| TASK OBJECTIVE |
Make an exact reproduction of all the data.

(Dataset rows for apps and sites)
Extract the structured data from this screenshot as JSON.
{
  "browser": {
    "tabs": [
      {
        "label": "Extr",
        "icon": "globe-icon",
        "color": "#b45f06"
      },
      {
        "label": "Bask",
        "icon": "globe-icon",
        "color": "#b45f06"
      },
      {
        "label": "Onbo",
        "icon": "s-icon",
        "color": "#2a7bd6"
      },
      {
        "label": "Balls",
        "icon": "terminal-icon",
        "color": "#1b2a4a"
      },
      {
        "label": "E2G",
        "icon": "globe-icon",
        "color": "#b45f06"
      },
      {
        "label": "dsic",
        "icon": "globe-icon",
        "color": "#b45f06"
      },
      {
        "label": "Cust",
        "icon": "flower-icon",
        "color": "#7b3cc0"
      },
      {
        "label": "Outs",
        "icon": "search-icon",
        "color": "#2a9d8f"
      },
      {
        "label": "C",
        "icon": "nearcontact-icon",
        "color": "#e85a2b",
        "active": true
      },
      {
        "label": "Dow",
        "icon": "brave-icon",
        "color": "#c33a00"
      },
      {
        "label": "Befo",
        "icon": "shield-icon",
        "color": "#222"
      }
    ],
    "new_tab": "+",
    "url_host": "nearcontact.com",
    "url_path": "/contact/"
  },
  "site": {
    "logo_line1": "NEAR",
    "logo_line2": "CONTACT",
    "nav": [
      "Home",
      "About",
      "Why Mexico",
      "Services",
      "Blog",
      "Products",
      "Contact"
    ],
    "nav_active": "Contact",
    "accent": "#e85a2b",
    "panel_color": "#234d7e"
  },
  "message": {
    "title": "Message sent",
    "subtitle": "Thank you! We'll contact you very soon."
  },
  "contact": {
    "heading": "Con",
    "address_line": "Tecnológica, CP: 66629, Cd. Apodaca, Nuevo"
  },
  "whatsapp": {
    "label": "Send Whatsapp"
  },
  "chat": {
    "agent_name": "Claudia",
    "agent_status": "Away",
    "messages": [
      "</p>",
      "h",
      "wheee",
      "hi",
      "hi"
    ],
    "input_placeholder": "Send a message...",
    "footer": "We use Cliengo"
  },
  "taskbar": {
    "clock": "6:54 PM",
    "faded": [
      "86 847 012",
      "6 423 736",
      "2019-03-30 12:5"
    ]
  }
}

| RESULT OF THE EXERCISE |
Extract the structured data from this screenshot as JSON.
{
  "browser": {
    "tabs": [
      {
        "label": "Extr",
        "icon": "globe-icon",
        "color": "#b45f06"
      },
      {
        "label": "Bask",
        "icon": "globe-icon",
        "color": "#b45f06"
      },
      {
        "label": "Onbo",
        "icon": "s-icon",
        "color": "#2a7bd6"
      },
      {
        "label": "Balls",
        "icon": "terminal-icon",
        "color": "#1b2a4a"
      },
      {
        "label": "E2G",
        "icon": "globe-icon",
        "color": "#b45f06"
      },
      {
        "label": "dsic",
        "icon": "globe-icon",
        "color": "#b45f06"
      },
      {
        "label": "Cust",
        "icon": "flower-icon",
        "color": "#7b3cc0"
      },
      {
        "label": "Outs",
        "icon": "search-icon",
        "color": "#2a9d8f"
      },
      {
        "label": "C",
        "icon": "nearcontact-icon",
        "color": "#e85a2b",
        "active": true
      },
      {
        "label": "Dow",
        "icon": "brave-icon",
        "color": "#c33a00"
      },
      {
        "label": "Befo",
        "icon": "shield-icon",
        "color": "#222"
      }
    ],
    "new_tab": "+",
    "url_host": "nearcontact.com",
    "url_path": "/contact/"
  },
  "site": {
    "logo_line1": "NEAR",
    "logo_line2": "CONTACT",
    "nav": [
      "Home",
      "About",
      "Why Mexico",
      "Services",
      "Blog",
      "Products",
      "Contact"
    ],
    "nav_active": "Contact",
    "accent": "#e85a2b",
    "panel_color": "#234d7e"
  },
  "message": {
    "title": "Message sent",
    "subtitle": "Thank you! We'll contact you very soon."
  },
  "contact": {
    "heading": "Con",
    "address_line": "Tecnológica, CP: 66629, Cd. Apodaca, Nuevo"
  },
  "whatsapp": {
    "label": "Send Whatsapp"
  },
  "chat": {
    "agent_name": "Claudia",
    "agent_status": "Away",
    "messages": [
      "</p>",
      "h",
      "wheee",
      "hi",
      "hi"
    ],
    "input_placeholder": "Send a message...",
    "footer": "We use Cliengo"
  },
  "taskbar": {
    "clock": "6:54 PM",
    "faded": [
      "86 847 012",
      "6 423 736",
      "2019-03-30 12:5"
    ]
  }
}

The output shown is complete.